Sen. Coburn is using the red-hot issue of abortion to undermine family planning and contraception access for women and girls in Africa, ensuring that it will be more difficult to get contraception, prevention and treatment for HIV and family planning services in the same location. Public health experts around the world advocate integrating these services to better help women and girls in Africa who often have little power over their relationships or sexual lives. The word "abortion" is what had some AIDS advocates seeing "red" from the start of this process, running for cover under the banner of bipartisanship and compromise — working against the interests of women and girls — and that’s why Sen. Coburn can still grandstand these issues at this late date.
If Coburn and other social conservatives that claim to support HIV prevention really did, they would not continue to throw these false obstacles in the way of proven public health policies.
Fighting AIDS Is About More Than Money
Because AIDS advocates focused almost exclusively on getting more money, $50 billion up from $33 billion, and didn’t press for sound public health policies to prevent the spread of HIV, who can blame social conservatives from also focusing on the money?

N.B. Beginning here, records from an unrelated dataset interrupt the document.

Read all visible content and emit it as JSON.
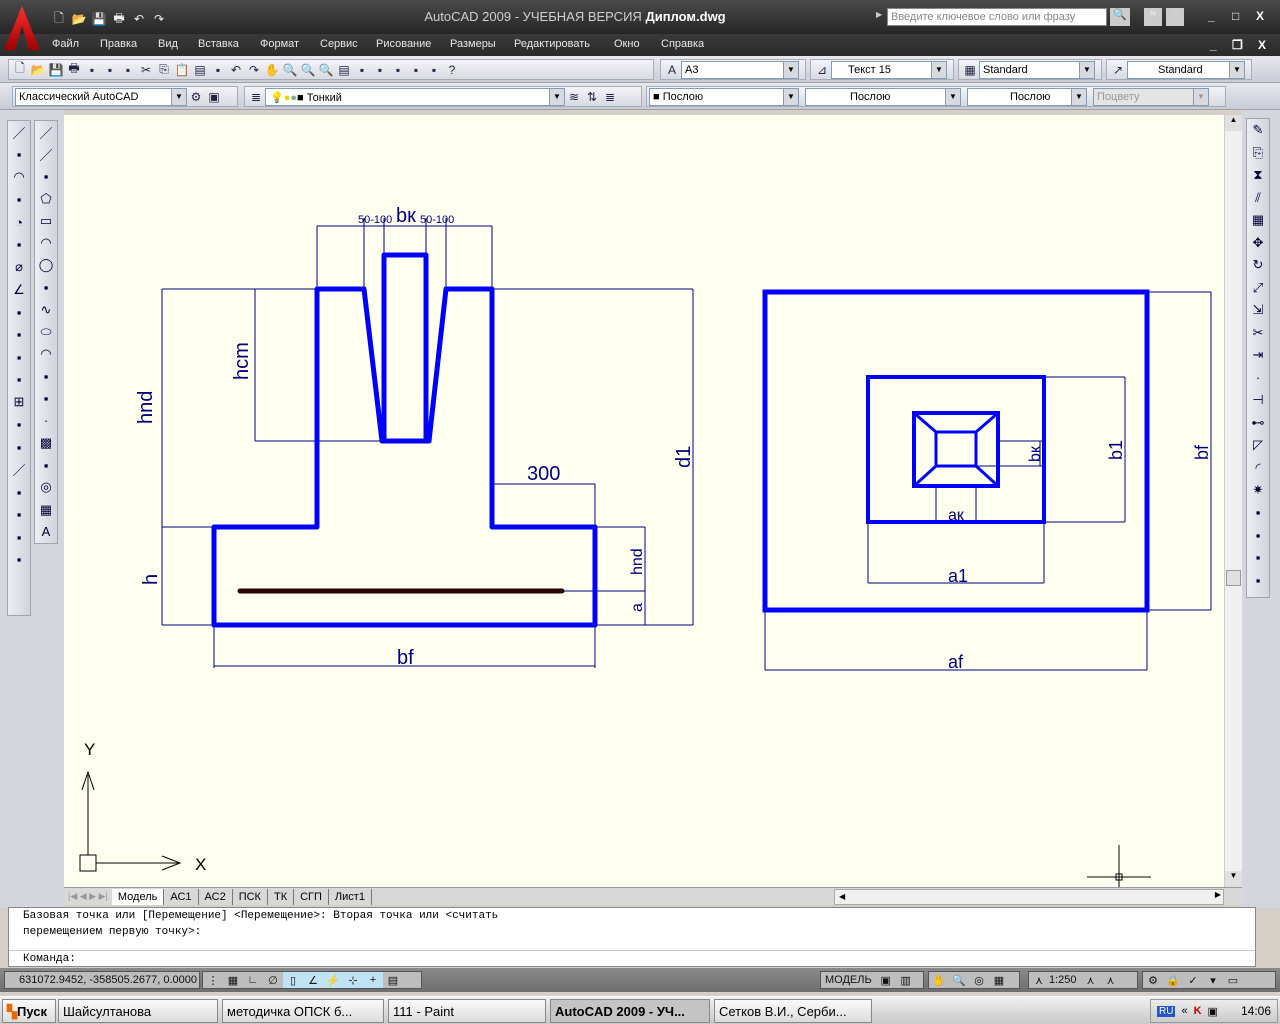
{
  "app": {
    "title_prefix": "AutoCAD 2009 - УЧЕБНАЯ ВЕРСИЯ",
    "file": "Диплом.dwg",
    "search_placeholder": "Введите ключевое слово или фразу",
    "brand_color": "#cc0000"
  },
  "quick_access": [
    "new-icon",
    "open-icon",
    "save-icon",
    "print-icon",
    "undo-icon",
    "redo-icon"
  ],
  "menu": [
    "Файл",
    "Правка",
    "Вид",
    "Вставка",
    "Формат",
    "Сервис",
    "Рисование",
    "Размеры",
    "Редактировать",
    "Окно",
    "Справка"
  ],
  "toolbar1": {
    "icons": [
      "new-icon",
      "open-icon",
      "save-icon",
      "print-icon",
      "preview-icon",
      "publish-icon",
      "3d-dwf-icon",
      "cut-icon",
      "copy-icon",
      "paste-icon",
      "match-properties-icon",
      "block-editor-icon",
      "undo-icon",
      "redo-icon",
      "pan-icon",
      "zoom-realtime-icon",
      "zoom-window-icon",
      "zoom-previous-icon",
      "properties-icon",
      "design-center-icon",
      "tool-palettes-icon",
      "sheet-set-icon",
      "markup-icon",
      "quickcalc-icon",
      "help-icon"
    ],
    "text_style": "A3",
    "dim_style": "Текст 15",
    "table_style": "Standard",
    "multileader_style": "Standard"
  },
  "toolbar2": {
    "workspace": "Классический AutoCAD",
    "layer": "Тонкий",
    "color": "Послою",
    "linetype": "Послою",
    "lineweight": "Послою",
    "plot_style": "Поцвету"
  },
  "draw_tools": [
    "line-icon",
    "construction-line-icon",
    "polyline-icon",
    "polygon-icon",
    "rectangle-icon",
    "arc-icon",
    "circle-icon",
    "revision-cloud-icon",
    "spline-icon",
    "ellipse-icon",
    "ellipse-arc-icon",
    "insert-block-icon",
    "make-block-icon",
    "point-icon",
    "hatch-icon",
    "gradient-icon",
    "region-icon",
    "table-icon",
    "mtext-icon"
  ],
  "dim_tools": [
    "linear-dim-icon",
    "aligned-dim-icon",
    "arc-length-icon",
    "ordinate-icon",
    "radius-icon",
    "jogged-icon",
    "diameter-icon",
    "angular-icon",
    "quick-dim-icon",
    "baseline-icon",
    "continue-icon",
    "qleader-icon",
    "tolerance-icon",
    "center-mark-icon",
    "inspection-icon",
    "jogged-linear-icon",
    "dim-edit-icon",
    "dim-text-edit-icon",
    "dim-update-icon",
    "dim-style-icon"
  ],
  "modify_tools": [
    "erase-icon",
    "copy-icon",
    "mirror-icon",
    "offset-icon",
    "array-icon",
    "move-icon",
    "rotate-icon",
    "scale-icon",
    "stretch-icon",
    "trim-icon",
    "extend-icon",
    "break-at-point-icon",
    "break-icon",
    "join-icon",
    "chamfer-icon",
    "fillet-icon",
    "explode-icon",
    "draworder-front-icon",
    "draworder-back-icon",
    "draworder-above-icon",
    "draworder-under-icon"
  ],
  "drawing": {
    "section_labels": {
      "bk": "bк",
      "gap_left": "50-100",
      "gap_right": "50-100",
      "hcm": "hcm",
      "hnd": "hnd",
      "h": "h",
      "step": "300",
      "d1": "d1",
      "hnd_small": "hnd",
      "a": "a",
      "bf": "bf"
    },
    "plan_labels": {
      "bk": "bк",
      "b1": "b1",
      "bf": "bf",
      "ak": "aк",
      "a1": "a1",
      "af": "af"
    },
    "ucs": {
      "x": "X",
      "y": "Y"
    },
    "colors": {
      "outline": "#0000ff",
      "dimension": "#000080",
      "rebar": "#2a0000",
      "background": "#fffff0"
    }
  },
  "layout_tabs": [
    "Модель",
    "АС1",
    "АС2",
    "ПСК",
    "ТК",
    "СГП",
    "Лист1"
  ],
  "command": {
    "history": [
      "Базовая точка или [Перемещение] <Перемещение>: Вторая точка или <считать",
      "перемещением первую точку>:"
    ],
    "prompt": "Команда:"
  },
  "status": {
    "coords": "631072.9452, -358505.2677, 0.0000",
    "model": "МОДЕЛЬ",
    "scale": "1:250"
  },
  "taskbar": {
    "start": "Пуск",
    "tasks": [
      "Шайсултанова",
      "методичка ОПСК б...",
      "111 - Paint",
      "AutoCAD 2009 - УЧ...",
      "Сетков В.И., Серби..."
    ],
    "lang": "RU",
    "clock": "14:06"
  }
}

Some conservatives want to reduce PEPFAR spending to $30 billion. The White House views this as a "legacy" bill so will fight for the full amount, but that gives Sen. Coburn negotiating leverage on the draconian policies outlined above — and given the track record of these negotiations so far, no one expects Democrats or AIDS advocates to stand firm for women and youth now. Tragic.
Rather than negotiating from weakness and refusing to allow myths around abstinence-only, abortion, and stigmatization to masquerade as good conscience, AIDS advocates could have helped Congress and American voters understand sound public health policies and practices that could truly help women, youth and many others in Africa.
Instead they played politics, and now, might just get played by Sen. Coburn. Rather than risk that, PEPFAR reauthorization should be scrapped and revived when a new Congress and new President can do the right thing, in the name of common sense prevention, treatment and public health policy. If Congress doesn’t have the spine to stand up for public health and HIV prevention during an election year, they have the perfect out. Wait until 2009. Not exactly a profile in courage, but neither is caving to people who claim to support HIV prevention but continue working to undermine it.